5 tools for DIY SEO Health Check
SEO Analysis can appear to be quite difficult, especially if you are from a technical background and don’t have a lot of knowledge of marketing techniques. However, there are many aspects of SEO that ultimately boils down to a technical health check of your website. In this blog post, I want to cover 5 free tools & methods to get you started with some basic SEO health check.
1. Search Engine Check
As a first step, the first thing to check is find out if your site is even being indexed by search engines and if so, which are the pages it considers as most relevant. On google, this involves using the site: keyword.
For Google search, I also like to de-personalize the query to get more general result. [Moz has a blog)[https://moz.com/blog/face-off-4-ways-to-de-personalize-google] on different methods to do this. I just use the query string method since it is simple and gets the work done. To use the method, simply append the parameter pws=0 at the end of the URL after initiating the search.
Here’s the final search query I have for different search engines:
Why use it?
When you perform the search, look at the search results. Sometimes, pages that may not be so important as per your business goals may inadvertantly rank high. It would be a good idea to re-examine the reason for such a ranking and fix the link structure so that the right pages are ranked.
2. WooRank SEO recommendations
WooRank provides a free report for SEO analysis. This report can’t be easily exported but, it is till worth a check. It gives you details around:
- Use of meta tags and current recommended length
- Use of title tag and its effectiveness
- Keyword cloud based on the page being analyzed
- Errors if any
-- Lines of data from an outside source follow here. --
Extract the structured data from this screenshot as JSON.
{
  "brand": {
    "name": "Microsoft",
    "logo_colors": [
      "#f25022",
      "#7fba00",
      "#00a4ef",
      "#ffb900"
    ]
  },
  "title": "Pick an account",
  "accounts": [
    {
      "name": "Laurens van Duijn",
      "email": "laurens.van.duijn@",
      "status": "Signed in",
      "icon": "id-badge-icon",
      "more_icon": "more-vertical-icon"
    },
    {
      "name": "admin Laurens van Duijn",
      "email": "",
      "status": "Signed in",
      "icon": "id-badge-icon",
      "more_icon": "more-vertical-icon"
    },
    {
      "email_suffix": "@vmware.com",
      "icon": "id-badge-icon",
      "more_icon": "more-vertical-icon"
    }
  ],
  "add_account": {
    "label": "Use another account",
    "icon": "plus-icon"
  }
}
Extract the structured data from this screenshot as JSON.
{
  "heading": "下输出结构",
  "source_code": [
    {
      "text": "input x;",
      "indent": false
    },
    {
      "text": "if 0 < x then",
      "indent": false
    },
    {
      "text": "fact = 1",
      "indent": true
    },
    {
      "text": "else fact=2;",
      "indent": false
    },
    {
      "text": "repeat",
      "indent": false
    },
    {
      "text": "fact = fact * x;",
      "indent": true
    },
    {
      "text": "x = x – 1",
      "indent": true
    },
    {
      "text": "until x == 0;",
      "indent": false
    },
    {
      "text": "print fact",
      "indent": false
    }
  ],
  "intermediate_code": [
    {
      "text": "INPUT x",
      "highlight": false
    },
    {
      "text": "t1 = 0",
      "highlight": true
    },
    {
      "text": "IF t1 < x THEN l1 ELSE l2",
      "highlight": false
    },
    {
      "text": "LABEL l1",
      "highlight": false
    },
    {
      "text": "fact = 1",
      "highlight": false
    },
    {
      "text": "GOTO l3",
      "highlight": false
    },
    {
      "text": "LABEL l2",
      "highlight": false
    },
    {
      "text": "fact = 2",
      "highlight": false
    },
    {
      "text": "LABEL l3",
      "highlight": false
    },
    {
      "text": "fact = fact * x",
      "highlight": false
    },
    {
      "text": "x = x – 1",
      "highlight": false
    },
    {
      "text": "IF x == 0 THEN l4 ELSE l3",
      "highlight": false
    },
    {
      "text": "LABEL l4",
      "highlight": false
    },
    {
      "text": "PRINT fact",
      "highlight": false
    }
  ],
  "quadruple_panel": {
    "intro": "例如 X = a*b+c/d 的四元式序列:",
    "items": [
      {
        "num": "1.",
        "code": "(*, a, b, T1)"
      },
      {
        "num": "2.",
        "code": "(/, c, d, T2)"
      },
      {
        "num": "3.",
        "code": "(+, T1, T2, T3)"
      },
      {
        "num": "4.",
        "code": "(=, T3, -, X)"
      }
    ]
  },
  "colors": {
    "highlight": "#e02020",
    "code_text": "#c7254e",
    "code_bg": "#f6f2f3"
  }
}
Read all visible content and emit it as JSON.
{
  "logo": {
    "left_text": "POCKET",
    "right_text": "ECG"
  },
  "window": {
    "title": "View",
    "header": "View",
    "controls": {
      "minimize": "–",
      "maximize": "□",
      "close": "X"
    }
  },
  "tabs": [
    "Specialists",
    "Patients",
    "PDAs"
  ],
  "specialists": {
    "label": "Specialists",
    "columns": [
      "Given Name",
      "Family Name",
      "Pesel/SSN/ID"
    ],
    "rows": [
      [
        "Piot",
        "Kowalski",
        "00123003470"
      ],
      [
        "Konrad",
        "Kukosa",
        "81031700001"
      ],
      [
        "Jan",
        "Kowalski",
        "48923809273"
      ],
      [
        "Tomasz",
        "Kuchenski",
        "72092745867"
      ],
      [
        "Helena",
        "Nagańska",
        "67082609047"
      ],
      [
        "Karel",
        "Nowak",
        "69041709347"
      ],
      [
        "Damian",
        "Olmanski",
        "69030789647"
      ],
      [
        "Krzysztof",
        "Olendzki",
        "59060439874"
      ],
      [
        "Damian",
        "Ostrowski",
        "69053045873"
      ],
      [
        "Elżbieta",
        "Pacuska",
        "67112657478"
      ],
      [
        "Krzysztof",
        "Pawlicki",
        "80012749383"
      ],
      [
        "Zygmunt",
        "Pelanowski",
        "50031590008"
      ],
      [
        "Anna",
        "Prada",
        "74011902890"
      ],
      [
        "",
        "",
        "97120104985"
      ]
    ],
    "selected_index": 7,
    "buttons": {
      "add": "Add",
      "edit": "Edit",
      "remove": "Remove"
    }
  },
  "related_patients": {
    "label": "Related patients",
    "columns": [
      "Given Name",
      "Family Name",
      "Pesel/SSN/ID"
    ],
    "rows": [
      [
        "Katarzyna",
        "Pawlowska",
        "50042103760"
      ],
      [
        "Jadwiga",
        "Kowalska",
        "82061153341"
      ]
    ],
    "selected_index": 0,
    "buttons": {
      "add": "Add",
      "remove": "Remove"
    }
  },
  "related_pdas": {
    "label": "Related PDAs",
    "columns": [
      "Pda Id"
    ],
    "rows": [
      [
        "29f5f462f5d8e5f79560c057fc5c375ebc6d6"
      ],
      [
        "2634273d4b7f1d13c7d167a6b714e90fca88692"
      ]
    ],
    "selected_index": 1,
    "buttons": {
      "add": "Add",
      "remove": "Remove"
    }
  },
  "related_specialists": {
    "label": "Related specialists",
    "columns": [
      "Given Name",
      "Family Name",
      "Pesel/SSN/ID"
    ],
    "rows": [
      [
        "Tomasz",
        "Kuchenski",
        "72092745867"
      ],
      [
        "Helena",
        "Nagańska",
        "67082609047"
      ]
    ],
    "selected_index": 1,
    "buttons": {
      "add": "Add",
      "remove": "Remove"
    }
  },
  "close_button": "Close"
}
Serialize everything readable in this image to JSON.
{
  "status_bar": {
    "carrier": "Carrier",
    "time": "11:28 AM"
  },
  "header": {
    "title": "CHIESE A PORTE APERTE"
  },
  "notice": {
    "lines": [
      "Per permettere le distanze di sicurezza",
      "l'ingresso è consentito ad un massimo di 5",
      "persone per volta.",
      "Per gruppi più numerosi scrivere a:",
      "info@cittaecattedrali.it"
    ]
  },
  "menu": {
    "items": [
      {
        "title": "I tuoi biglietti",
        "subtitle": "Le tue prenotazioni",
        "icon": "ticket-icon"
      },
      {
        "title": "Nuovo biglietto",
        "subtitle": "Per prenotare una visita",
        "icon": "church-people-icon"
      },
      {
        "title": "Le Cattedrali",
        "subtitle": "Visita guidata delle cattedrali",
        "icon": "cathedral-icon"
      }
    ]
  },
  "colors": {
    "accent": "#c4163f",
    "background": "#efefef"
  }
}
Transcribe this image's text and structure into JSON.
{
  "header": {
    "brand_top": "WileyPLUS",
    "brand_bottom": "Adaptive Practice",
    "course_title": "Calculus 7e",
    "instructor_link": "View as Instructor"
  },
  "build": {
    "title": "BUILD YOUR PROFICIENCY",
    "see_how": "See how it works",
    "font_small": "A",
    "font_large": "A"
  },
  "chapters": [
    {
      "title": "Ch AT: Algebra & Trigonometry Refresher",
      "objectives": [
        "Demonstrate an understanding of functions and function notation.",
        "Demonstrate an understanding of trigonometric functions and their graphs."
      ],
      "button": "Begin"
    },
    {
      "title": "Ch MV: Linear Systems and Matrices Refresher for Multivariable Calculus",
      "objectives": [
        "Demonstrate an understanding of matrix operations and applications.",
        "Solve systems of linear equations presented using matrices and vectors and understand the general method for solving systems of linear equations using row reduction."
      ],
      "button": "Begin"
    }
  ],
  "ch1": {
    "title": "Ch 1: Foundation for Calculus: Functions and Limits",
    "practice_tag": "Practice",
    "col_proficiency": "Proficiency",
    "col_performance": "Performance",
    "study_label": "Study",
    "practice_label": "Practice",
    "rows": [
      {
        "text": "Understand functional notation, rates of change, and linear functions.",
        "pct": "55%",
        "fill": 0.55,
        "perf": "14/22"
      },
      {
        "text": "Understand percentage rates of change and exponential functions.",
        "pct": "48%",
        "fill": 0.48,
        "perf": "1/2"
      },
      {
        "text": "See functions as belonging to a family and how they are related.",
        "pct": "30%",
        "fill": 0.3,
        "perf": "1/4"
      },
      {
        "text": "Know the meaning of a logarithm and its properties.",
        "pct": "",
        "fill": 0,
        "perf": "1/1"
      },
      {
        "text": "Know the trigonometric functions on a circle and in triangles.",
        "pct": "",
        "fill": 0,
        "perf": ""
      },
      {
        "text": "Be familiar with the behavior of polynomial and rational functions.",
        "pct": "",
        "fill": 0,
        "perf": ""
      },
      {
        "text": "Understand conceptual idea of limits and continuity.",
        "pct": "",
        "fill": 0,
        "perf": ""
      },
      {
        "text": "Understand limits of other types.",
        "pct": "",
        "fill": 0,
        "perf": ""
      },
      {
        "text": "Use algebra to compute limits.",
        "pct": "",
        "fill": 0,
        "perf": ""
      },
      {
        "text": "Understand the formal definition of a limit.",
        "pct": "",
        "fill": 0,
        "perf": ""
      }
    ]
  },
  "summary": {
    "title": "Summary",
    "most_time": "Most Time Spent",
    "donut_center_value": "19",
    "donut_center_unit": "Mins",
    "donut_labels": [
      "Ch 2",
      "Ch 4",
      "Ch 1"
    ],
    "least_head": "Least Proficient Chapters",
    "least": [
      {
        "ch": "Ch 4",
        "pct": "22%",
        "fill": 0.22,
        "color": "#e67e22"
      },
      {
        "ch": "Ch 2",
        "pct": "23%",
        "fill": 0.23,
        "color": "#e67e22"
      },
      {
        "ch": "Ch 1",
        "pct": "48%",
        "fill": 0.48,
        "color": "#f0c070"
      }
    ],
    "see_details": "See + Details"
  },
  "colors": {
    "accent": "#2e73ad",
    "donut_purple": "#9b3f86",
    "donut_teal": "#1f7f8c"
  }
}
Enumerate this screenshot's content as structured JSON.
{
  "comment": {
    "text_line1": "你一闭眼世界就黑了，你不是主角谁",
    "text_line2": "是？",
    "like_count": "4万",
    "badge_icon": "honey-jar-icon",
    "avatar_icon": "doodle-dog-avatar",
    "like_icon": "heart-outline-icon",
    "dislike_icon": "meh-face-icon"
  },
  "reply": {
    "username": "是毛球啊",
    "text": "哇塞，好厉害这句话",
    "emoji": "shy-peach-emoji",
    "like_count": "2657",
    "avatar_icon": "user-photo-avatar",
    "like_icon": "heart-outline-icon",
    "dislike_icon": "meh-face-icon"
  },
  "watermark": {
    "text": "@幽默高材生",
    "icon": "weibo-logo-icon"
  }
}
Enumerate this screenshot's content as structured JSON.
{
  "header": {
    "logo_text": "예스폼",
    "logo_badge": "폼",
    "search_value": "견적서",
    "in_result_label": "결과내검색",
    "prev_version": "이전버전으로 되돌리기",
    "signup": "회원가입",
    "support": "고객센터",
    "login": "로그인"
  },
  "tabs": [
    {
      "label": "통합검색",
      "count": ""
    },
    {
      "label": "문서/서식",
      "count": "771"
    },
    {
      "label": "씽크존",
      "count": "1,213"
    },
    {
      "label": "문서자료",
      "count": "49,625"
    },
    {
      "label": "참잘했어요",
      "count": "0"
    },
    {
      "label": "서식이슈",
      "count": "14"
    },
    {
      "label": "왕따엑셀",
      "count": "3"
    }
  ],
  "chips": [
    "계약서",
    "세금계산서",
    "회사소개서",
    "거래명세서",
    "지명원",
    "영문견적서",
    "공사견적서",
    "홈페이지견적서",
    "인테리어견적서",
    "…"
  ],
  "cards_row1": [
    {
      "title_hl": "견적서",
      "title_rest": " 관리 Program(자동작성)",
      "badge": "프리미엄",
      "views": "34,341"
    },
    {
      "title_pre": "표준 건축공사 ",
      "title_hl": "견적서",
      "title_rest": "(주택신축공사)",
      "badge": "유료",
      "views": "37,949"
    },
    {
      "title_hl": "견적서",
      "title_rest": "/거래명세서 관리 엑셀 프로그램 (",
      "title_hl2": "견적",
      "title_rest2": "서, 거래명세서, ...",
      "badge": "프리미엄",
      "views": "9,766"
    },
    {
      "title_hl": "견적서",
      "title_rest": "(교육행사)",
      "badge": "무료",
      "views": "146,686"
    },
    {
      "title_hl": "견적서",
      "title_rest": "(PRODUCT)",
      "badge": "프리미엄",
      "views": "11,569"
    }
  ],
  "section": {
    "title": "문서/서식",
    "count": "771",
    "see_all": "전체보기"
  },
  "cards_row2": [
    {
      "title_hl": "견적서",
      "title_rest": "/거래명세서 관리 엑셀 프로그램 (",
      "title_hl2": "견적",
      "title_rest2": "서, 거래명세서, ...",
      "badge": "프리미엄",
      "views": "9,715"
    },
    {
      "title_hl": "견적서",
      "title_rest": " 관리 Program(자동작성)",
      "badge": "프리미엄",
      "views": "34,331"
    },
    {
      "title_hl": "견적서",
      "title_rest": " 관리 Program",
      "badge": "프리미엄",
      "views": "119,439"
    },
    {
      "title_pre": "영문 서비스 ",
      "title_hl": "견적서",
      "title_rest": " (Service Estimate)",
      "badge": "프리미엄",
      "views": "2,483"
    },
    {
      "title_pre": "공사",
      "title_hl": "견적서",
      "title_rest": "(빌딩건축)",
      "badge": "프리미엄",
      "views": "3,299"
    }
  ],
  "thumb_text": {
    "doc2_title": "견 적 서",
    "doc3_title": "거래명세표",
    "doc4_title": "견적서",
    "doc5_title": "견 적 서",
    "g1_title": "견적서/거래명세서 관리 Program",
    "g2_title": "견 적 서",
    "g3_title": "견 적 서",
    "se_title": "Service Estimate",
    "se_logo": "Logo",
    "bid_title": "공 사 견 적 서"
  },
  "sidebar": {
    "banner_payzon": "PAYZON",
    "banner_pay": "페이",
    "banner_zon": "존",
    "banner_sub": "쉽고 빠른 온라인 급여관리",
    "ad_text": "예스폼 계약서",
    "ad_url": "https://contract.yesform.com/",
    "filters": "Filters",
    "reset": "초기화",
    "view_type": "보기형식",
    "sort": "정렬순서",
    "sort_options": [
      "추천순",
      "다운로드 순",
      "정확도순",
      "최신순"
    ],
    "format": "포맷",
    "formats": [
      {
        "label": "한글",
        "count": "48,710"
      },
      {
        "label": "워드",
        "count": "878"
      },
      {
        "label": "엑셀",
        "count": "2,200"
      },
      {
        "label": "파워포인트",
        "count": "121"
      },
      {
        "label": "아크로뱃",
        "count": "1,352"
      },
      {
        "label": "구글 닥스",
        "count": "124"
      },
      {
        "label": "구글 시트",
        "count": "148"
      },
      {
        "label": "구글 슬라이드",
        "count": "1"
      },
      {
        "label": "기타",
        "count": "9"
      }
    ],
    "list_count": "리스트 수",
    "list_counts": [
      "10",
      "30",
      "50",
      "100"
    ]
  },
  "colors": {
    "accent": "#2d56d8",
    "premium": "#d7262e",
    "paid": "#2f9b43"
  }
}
- Social media interactions
- Presence of robots.txt and sitemap.xml
- Cleanliness of URLs (overuse of query parameters is considered unclean)
- Mobile compatibility
Why use it?
This is a very good starting point for anlyzing the home page. This report can give you questions to ask and enough data to start building a baseline of your website and the context of your webistes traffic sources and keywords.
3. Screaming Frog
Screaming Frog is an SEO spidering tool. It can look through the website and report on a number of actors. The free version of the tool can spider 500 URLs and report on a number of factors:
- Page Title
- List of <h1>, <h2> and <h3> tags
- HTTP response codes, hreflang and more
Why use it?
The tool is very useful to find pages that don’t have good SEO tags like <title>, <meta-description< and misconfigured redirects. I use this as a good starting point to quickly look at a site setup and how easily it is setup to be crawled. If there is an important page and it is not discovered within the first 500 URLs then maybe it is worth checking the site setup.
SimilarWeb gives a very neat report on the traffic details especially around the different sources of traffic. I like the Traffic Sources report. It an give a pointer on where people are coming from and more importantly where they are not. This can lead to some good questions on assumptions being made about ideal user base vs the real users coming to the website.
The comparison of similar sites too gives an idea on what’s being considered as competition and it could also be a good learning to emulate the best competitors.
Why use it?
Use this tool for:
- Identifying traffic sources
- Referral traffic - this can be a very good avenue to create more back links.
- Search report for top performing keywords
5. Moz Free tools
Moz is the go-to resource for my learning materials on SEO. They also have some of the most robust tools for planning campaigns, building the right keywords and a lot more. However, many of the tools are paid and generally require a good understanding of marketing campaigns, content creation and other core aspects of SEO.
Why use it?
- Keyword Explorer: This tool is useful when creating content. It can give some very nice ideas on the right kind of titles and keywords to target. It can give you information on keyword complexity, the opportunity for the keyword and potential traffic for the it.
- Open Site Explorer: This tool provides details from the indexed data about a website. It can provide data that is similar to SimilarWeb. The only issue I have seen is that this tool has data for more popular sites. Small blogs may never be scanned by this tool.
In the end, it comes down to your use case. Depending on what you are trying to accomplish, a combination of these tools can help you get started on the path to SEO. When combined with the power of Analytics, you will be well on your way to derive some good corelations. Once you have them, you can start to test and improve the website traffic!
In an upcoming part, I’ll explore the use of Analytics packages from an SEO perspective.